### TASK DIRECTIONS
Go through the listing below and show each line that has the word "kind".

+-------+

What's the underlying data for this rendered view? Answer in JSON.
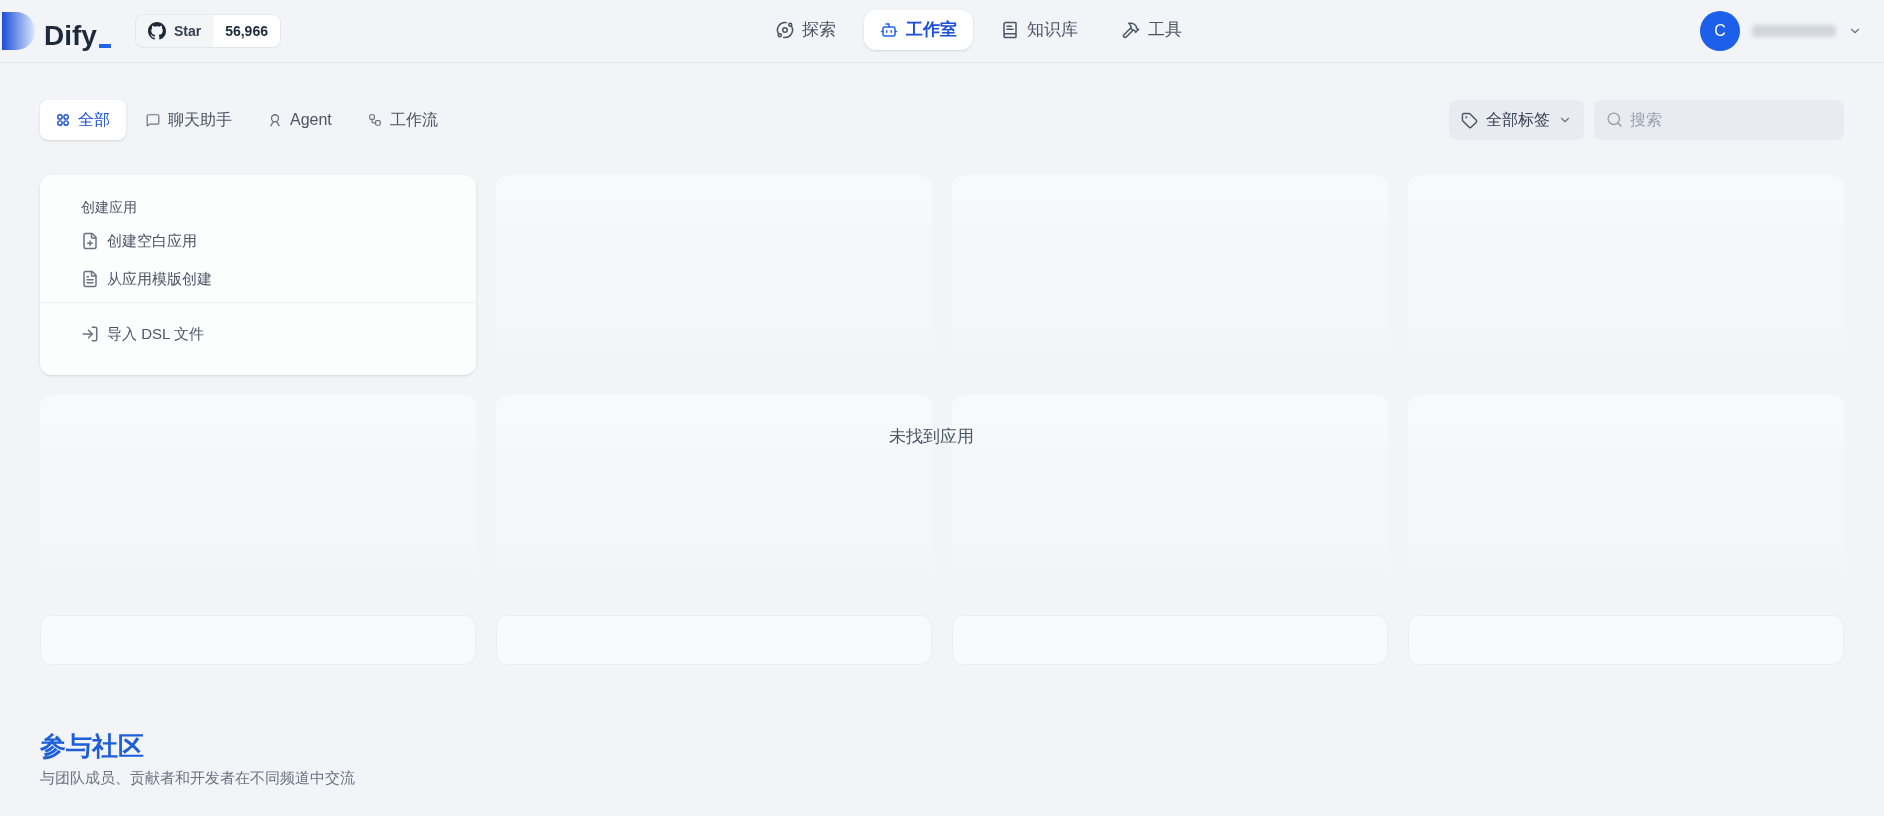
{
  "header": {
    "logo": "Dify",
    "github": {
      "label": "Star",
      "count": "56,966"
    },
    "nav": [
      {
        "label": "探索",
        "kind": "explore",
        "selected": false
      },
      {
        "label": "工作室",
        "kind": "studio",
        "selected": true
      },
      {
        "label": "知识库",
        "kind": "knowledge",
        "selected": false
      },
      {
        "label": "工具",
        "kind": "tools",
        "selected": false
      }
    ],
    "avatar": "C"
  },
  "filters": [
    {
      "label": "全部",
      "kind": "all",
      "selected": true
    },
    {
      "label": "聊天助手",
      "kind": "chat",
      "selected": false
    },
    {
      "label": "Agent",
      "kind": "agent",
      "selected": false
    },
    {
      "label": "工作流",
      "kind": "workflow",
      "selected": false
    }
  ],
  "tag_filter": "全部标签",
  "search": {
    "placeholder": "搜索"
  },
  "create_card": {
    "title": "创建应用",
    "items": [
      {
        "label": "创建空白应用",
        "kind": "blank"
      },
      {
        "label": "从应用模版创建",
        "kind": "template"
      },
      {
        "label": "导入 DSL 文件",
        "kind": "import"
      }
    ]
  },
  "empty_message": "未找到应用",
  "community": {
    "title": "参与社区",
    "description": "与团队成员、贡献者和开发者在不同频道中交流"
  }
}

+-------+

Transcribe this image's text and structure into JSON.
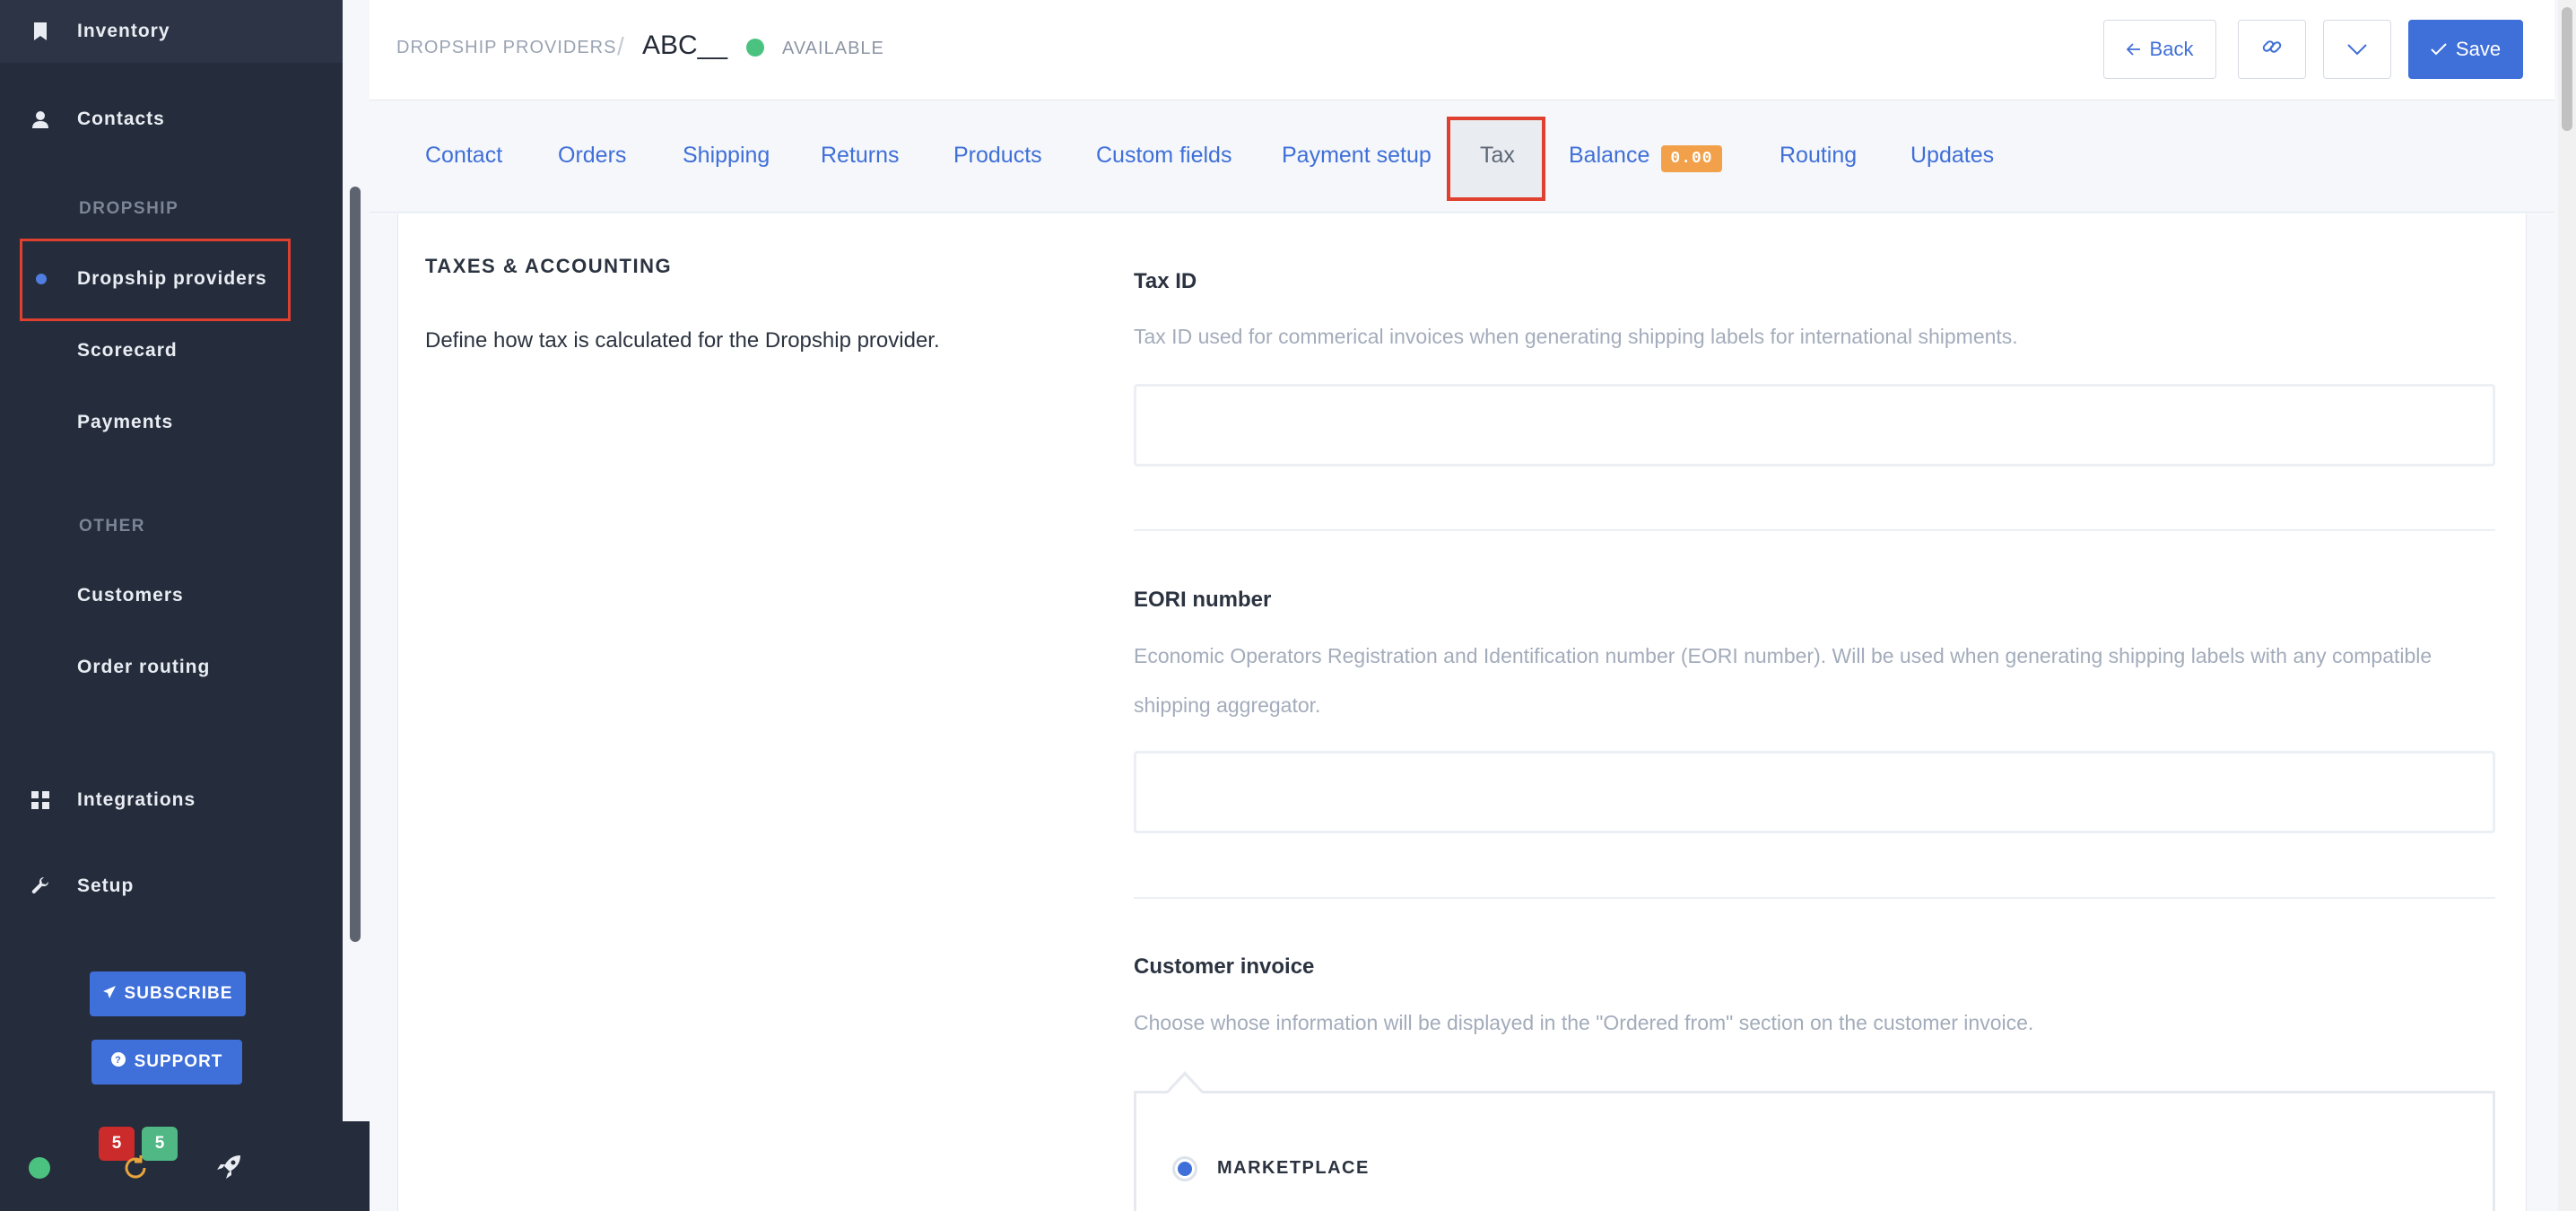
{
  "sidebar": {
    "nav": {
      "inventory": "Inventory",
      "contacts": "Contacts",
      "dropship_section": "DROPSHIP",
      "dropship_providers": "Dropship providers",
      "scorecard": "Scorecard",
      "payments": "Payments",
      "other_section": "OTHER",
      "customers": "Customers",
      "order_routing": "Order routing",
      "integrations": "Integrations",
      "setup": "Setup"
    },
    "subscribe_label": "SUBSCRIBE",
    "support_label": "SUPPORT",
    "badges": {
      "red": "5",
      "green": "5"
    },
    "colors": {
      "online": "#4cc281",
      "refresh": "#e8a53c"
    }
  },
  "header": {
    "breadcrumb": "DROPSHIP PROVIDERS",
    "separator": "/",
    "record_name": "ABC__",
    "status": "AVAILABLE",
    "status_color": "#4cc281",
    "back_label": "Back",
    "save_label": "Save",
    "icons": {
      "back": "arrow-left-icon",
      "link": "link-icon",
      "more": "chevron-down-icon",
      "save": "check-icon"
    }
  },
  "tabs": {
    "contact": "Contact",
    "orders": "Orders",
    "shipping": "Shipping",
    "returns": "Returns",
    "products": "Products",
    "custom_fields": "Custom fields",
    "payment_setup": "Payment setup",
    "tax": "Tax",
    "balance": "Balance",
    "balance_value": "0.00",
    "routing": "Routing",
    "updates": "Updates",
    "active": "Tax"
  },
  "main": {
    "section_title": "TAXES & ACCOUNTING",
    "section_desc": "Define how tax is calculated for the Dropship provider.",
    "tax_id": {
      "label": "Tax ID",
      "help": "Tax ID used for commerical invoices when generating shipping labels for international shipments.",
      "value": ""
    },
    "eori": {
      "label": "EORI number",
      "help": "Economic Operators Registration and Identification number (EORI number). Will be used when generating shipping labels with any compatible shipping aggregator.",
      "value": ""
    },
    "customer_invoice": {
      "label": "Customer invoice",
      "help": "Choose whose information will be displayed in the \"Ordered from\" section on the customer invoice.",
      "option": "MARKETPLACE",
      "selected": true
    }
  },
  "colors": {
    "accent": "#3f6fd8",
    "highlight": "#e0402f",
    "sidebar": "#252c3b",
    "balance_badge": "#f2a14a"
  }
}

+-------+

### SOLUTION FOR THIS EXERCISE
        "kind": "explore",
        "kind": "studio",
        "kind": "knowledge",
        "kind": "tools",
      "kind": "all",
      "kind": "chat",
      "kind": "agent",
      "kind": "workflow",
        "kind": "blank"
        "kind": "template"
        "kind": "import"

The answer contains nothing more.